Digital signals, factors and third party integrations for risk, fraud and malware detection can be interconnected to establish a required level of trust. For example, an organization can pre-identify a user’s digital signals such as location, IP address, device type, operating system, and browser type before a username is even collected. As a result, a business using identity management platforms with intelligent authentication will be able to secure the login experience, audit all login events and minimize risks of attacks and data breaches.
DJ: What challenges arise from implementing identity-driven security?
Goodman: Challenges for identity-driven security across all devices creates complex challenges, in fact, IDC forecasts there to be about 41.6 billion connected things by 2025. Organizations that seek to realize the full-fledged benefits of the looming IoT boom must be able to build new and existing customers’ profiles so they can engage across multiple touchpoints, allow employees to use their preferred devices to obtain access to the work environment from anywhere in the world, and leverage existing digital identity data to ensure compliance, customer security and consent.
Integrating into existing and legacy systems is also a major challenge. Modern Identity platforms need to be incredibly accommodating, offering many methods of integration. Whether a system will leverage support of open standards, integration agents, open APIs and SDKs or even drop-in proxies, a modern digital Identity platform must support them all.
DJ: Why is it critical that companies build new and existing consumers’ profiles? What are some best practices for doing this?

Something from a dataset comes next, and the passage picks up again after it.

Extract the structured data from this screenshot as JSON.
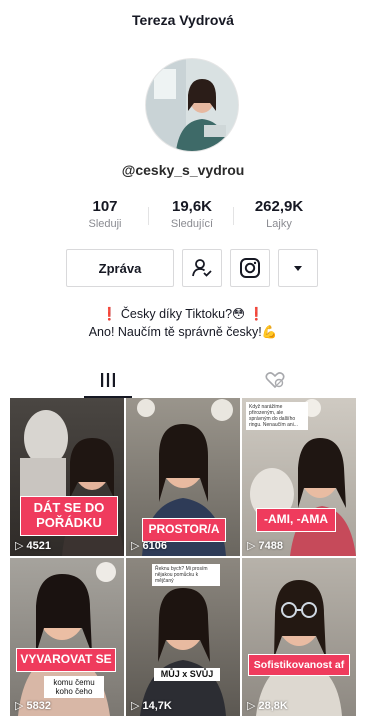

Goodman: Building new and existing customers’ profiles is essential since users will be able to access services across a plethora of digital touchpoints. Creating an omnichannel experience to scale with the exponentially increasing number of connected devices must be a priority in order to recognize a consumer across all devices.

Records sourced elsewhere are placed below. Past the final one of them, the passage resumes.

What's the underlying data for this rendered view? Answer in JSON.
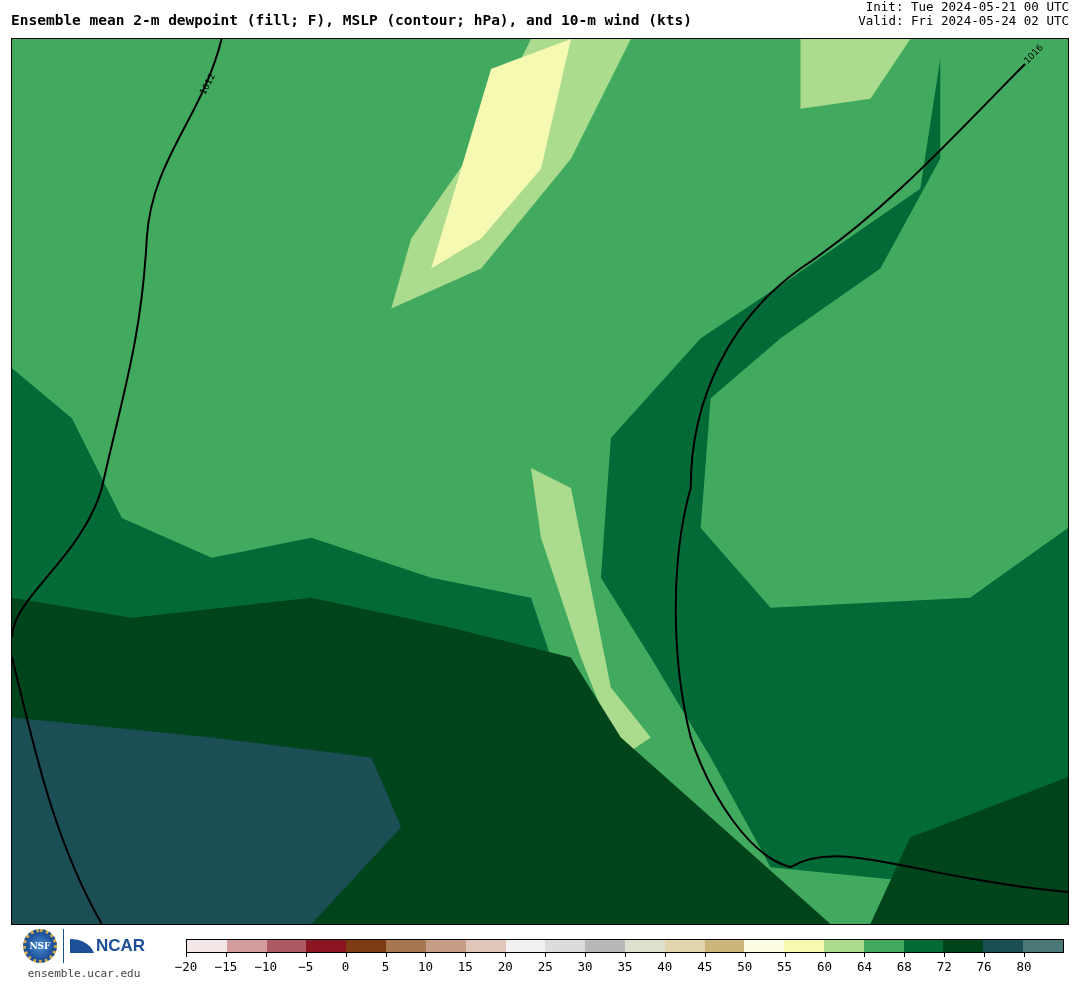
{
  "title": "Ensemble mean 2-m dewpoint (fill; F), MSLP (contour; hPa), and 10-m wind (kts)",
  "init": "Init: Tue 2024-05-21 00 UTC",
  "valid": "Valid: Fri 2024-05-24 02 UTC",
  "map": {
    "contour_labels": [
      "1012",
      "1016"
    ]
  },
  "logo": {
    "nsf": "NSF",
    "ncar": "NCAR",
    "url": "ensemble.ucar.edu"
  },
  "colorbar": [
    {
      "label": "−20",
      "color": "#f3e6e6"
    },
    {
      "label": "−15",
      "color": "#d39c9f"
    },
    {
      "label": "−10",
      "color": "#ad5b62"
    },
    {
      "label": "−5",
      "color": "#8b1520"
    },
    {
      "label": "0",
      "color": "#7f3b12"
    },
    {
      "label": "5",
      "color": "#a97652"
    },
    {
      "label": "10",
      "color": "#c69e86"
    },
    {
      "label": "15",
      "color": "#e0c6b8"
    },
    {
      "label": "20",
      "color": "#f0f1f0"
    },
    {
      "label": "25",
      "color": "#dcdcdc"
    },
    {
      "label": "30",
      "color": "#b8b8b8"
    },
    {
      "label": "35",
      "color": "#dfdfd0"
    },
    {
      "label": "40",
      "color": "#e2d5ae"
    },
    {
      "label": "45",
      "color": "#ccb67c"
    },
    {
      "label": "50",
      "color": "#fdfde4"
    },
    {
      "label": "55",
      "color": "#f6f9b2"
    },
    {
      "label": "60",
      "color": "#abdc8e"
    },
    {
      "label": "64",
      "color": "#42aa5f"
    },
    {
      "label": "68",
      "color": "#016a37"
    },
    {
      "label": "72",
      "color": "#00441c"
    },
    {
      "label": "76",
      "color": "#1b4e55"
    },
    {
      "label": "80",
      "color": "#4d7878"
    }
  ]
}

By connecting previously siloed areas of the business, companies can ensure that every customer interaction is consistent and personalized. Then, there must be a method in place to onboard customers quickly, such as using social sign-on features that will allow a new user to seamlessly sign up for an account without deterring them from completing their purchase or order. From there, organizations can use progressive profiling methods in order to build returning users’ profiles over time in exchange for value-added offerings.
DJ: What do businesses need to be mindful of in terms of data privacy regulations?
Goodman: Challenges for identity-driven security across all devices are made even more difficult with differing data privacy laws across all verticals and geographical areas. For example, organizations in breach of the EU’s GDPR can be fined up to 4% of annual global turnover or €20 million, depending on whichever amount is greater. Companies will be fined for not having sufficient customer consent to process data or violating the core of Privacy by Design concepts. These concepts can’t be engineered after the fact, they must be inherent in the design of any Digital Identity implementation.
To address these challenges, enterprises will be leveraging vast quantities of employee and user data, so it is critical that organizations have security strategies to proactively thwart malicious and anomalous activity that could potentially result in data exposure on a grand scale.